Dr Tsutomu Nishida and colleagues evaluated whether oral glucose tolerance test was useful in evaluating the prognosis of liver cirrhosis.
The investigative team enrolled 56 patients with liver cirrhosis in a prospective cohort study.
In all cases, glucose tolerance was diagnosed by a 75 g oral glucose tolerance test according to World Health Organization criteria.
The relationship of clinical variables to the cirrhosis-related prognosis was investigated using univariate and multivariate regression models.
Diabetes mellitus was diagnosed in 21 subjects, impaired glucose tolerance in 13 subjects, and normal glucose tolerance in 22 subjects.
The cumulative survival rates of patients with liver cirrhosis and normal glucose tolerance were 95% at 5 years.

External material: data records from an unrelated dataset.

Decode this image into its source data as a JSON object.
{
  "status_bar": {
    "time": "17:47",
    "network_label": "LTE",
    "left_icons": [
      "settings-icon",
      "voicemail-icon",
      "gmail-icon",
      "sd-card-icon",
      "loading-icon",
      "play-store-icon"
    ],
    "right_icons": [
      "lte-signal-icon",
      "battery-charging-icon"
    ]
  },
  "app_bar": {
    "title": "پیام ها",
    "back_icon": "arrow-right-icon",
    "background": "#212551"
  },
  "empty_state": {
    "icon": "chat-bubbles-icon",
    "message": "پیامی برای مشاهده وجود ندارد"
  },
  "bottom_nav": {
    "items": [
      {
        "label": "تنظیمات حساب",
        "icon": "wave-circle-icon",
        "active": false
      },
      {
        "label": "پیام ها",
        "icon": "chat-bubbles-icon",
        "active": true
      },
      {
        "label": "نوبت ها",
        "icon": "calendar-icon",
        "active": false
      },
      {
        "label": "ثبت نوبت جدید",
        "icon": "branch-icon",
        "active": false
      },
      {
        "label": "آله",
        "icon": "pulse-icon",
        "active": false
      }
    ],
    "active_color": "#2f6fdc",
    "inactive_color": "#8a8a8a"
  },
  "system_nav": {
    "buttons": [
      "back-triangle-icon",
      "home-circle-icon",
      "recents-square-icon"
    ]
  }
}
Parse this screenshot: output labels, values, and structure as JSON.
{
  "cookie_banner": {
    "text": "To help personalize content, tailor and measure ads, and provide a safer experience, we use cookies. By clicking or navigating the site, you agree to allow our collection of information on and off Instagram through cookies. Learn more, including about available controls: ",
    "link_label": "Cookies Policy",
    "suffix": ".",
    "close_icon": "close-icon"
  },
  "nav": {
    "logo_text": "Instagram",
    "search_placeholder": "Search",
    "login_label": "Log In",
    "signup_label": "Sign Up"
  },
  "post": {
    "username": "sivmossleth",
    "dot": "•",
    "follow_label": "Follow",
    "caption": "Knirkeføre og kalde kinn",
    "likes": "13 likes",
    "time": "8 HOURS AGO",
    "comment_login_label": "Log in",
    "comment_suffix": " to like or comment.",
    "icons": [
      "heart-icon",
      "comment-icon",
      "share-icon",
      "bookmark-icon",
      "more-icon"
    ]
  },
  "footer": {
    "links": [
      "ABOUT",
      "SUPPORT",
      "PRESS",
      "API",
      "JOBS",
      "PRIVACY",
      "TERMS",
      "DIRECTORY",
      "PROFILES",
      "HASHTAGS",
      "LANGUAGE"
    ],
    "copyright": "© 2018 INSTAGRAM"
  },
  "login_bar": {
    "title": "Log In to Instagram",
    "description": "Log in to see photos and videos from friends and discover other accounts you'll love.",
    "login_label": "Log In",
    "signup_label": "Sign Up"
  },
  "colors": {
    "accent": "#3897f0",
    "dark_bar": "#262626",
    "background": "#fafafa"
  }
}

The investigators found that the survival rates of liver cirrhosis and impaired glucose tolerance at 5 years was 69%.
| Liver cirrhosis and diabetes mellitus at 5 years had a 57% survival rate|
|American Journal of Gastroenterology|
Liver cirrhosis and diabetes mellitus at 5 years had a 57% survival rate.
The survival rates of patients with liver cirrhosis and diabetes mellitus significantly differed from those with normal glucose tolerance.
The team used univariate analysis to demonstrate that serum albumin, total bilirubin, and prothrombin activity were prognostic factors.
Child-Pugh scores, and glucose intolerance were also highly significant prognostic factors.
Multiple regression analysis yielded albumin and diabetes mellitus as the most powerful independent negative predictors of survival.
Dr Nishida's team concluded, “Oral glucose tolerance test appears to be useful for evaluating the prognosis of cirrhotic patients.”